**Dataset excerpts**
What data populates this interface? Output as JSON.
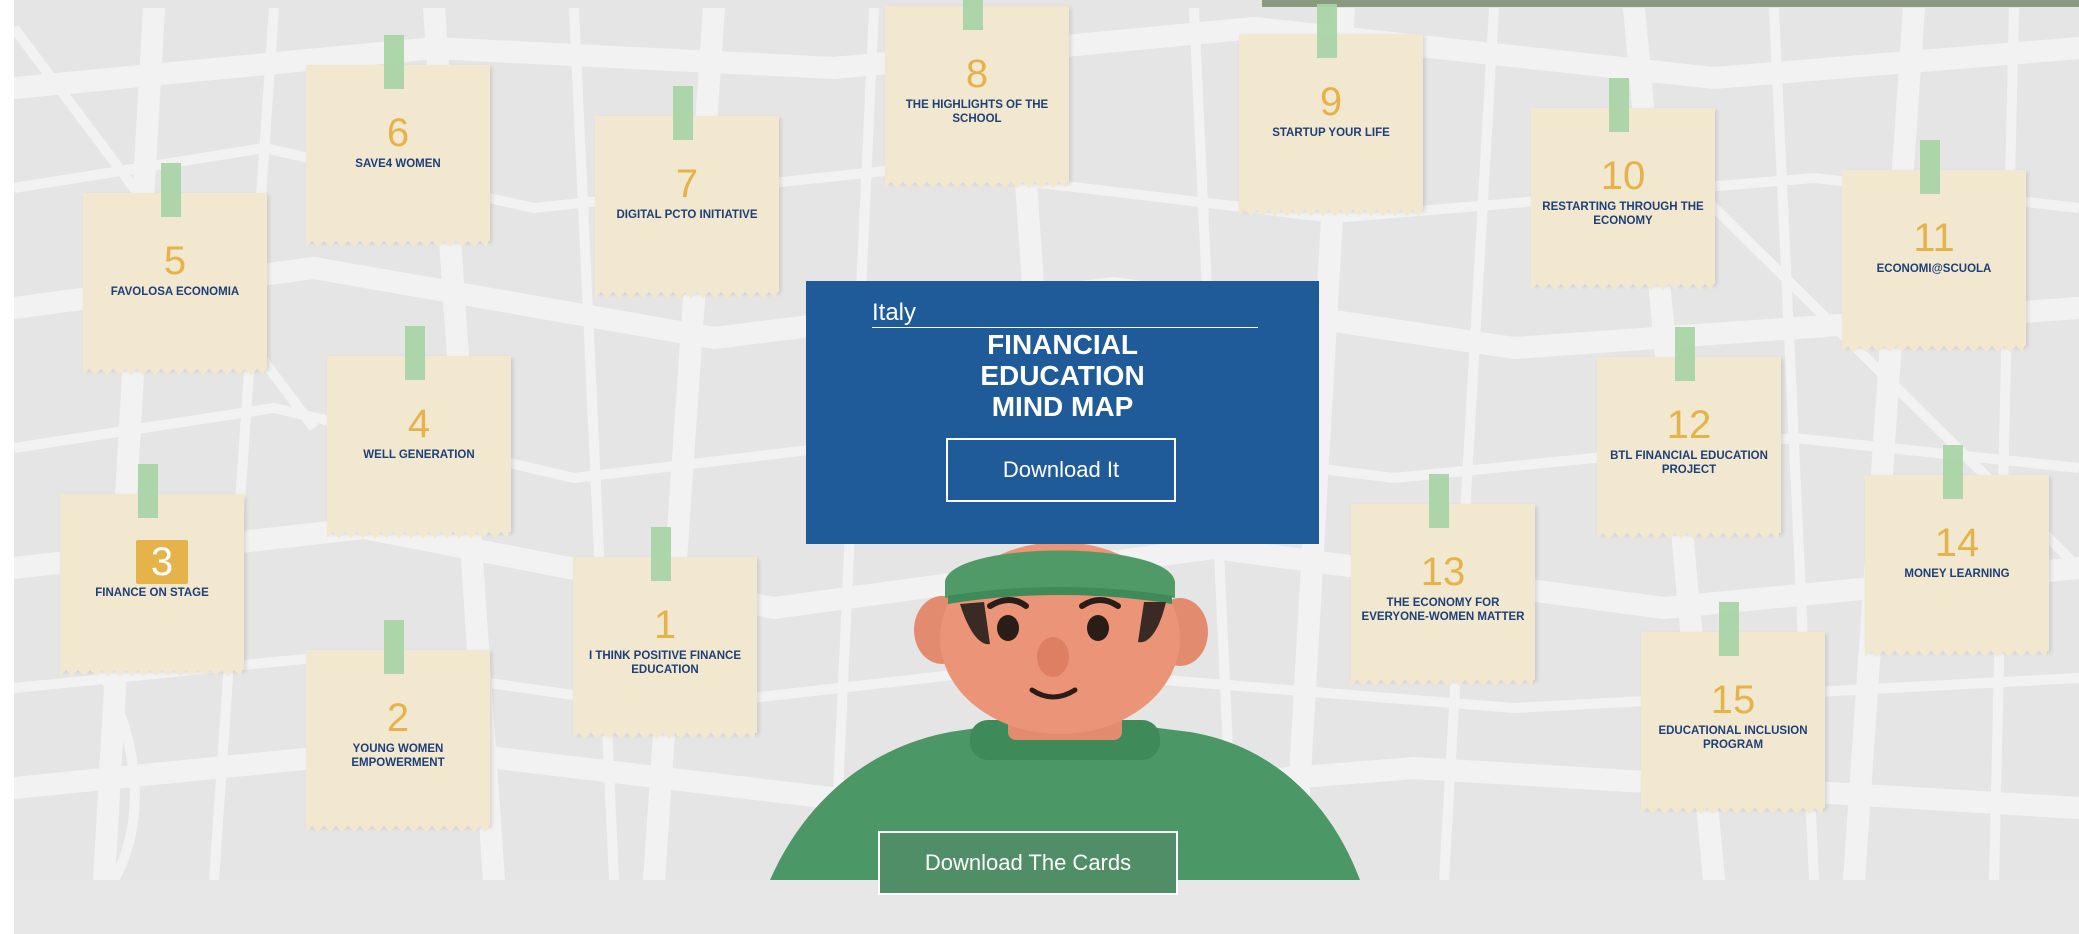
{
  "mindmap": {
    "country": "Italy",
    "title": "FINANCIAL\nEDUCATION\nMIND MAP",
    "download_label": "Download It"
  },
  "cards_button_label": "Download The Cards",
  "colors": {
    "panel_blue": "#1f5b98",
    "card_paper": "#f2e8cf",
    "number_yellow": "#e6b24a",
    "title_navy": "#1e3f78",
    "tape_green": "#a9d4a6",
    "button_green": "#4f8e67"
  },
  "cards": [
    {
      "number": "1",
      "title": "I THINK POSITIVE FINANCE EDUCATION"
    },
    {
      "number": "2",
      "title": "YOUNG WOMEN EMPOWERMENT"
    },
    {
      "number": "3",
      "title": "FINANCE ON STAGE"
    },
    {
      "number": "4",
      "title": "WELL GENERATION"
    },
    {
      "number": "5",
      "title": "FAVOLOSA ECONOMIA"
    },
    {
      "number": "6",
      "title": "SAVE4 WOMEN"
    },
    {
      "number": "7",
      "title": "DIGITAL PCTO INITIATIVE"
    },
    {
      "number": "8",
      "title": "THE HIGHLIGHTS OF THE SCHOOL"
    },
    {
      "number": "9",
      "title": "STARTUP YOUR LIFE"
    },
    {
      "number": "10",
      "title": "RESTARTING THROUGH THE ECONOMY"
    },
    {
      "number": "11",
      "title": "ECONOMI@SCUOLA"
    },
    {
      "number": "12",
      "title": "BTL FINANCIAL EDUCATION PROJECT"
    },
    {
      "number": "13",
      "title": "THE ECONOMY FOR EVERYONE-WOMEN MATTER"
    },
    {
      "number": "14",
      "title": "MONEY LEARNING"
    },
    {
      "number": "15",
      "title": "EDUCATIONAL INCLUSION PROGRAM"
    }
  ]
}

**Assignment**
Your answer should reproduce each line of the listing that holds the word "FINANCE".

**Response to the task**
      "title": "I THINK POSITIVE FINANCE EDUCATION"
      "title": "FINANCE ON STAGE"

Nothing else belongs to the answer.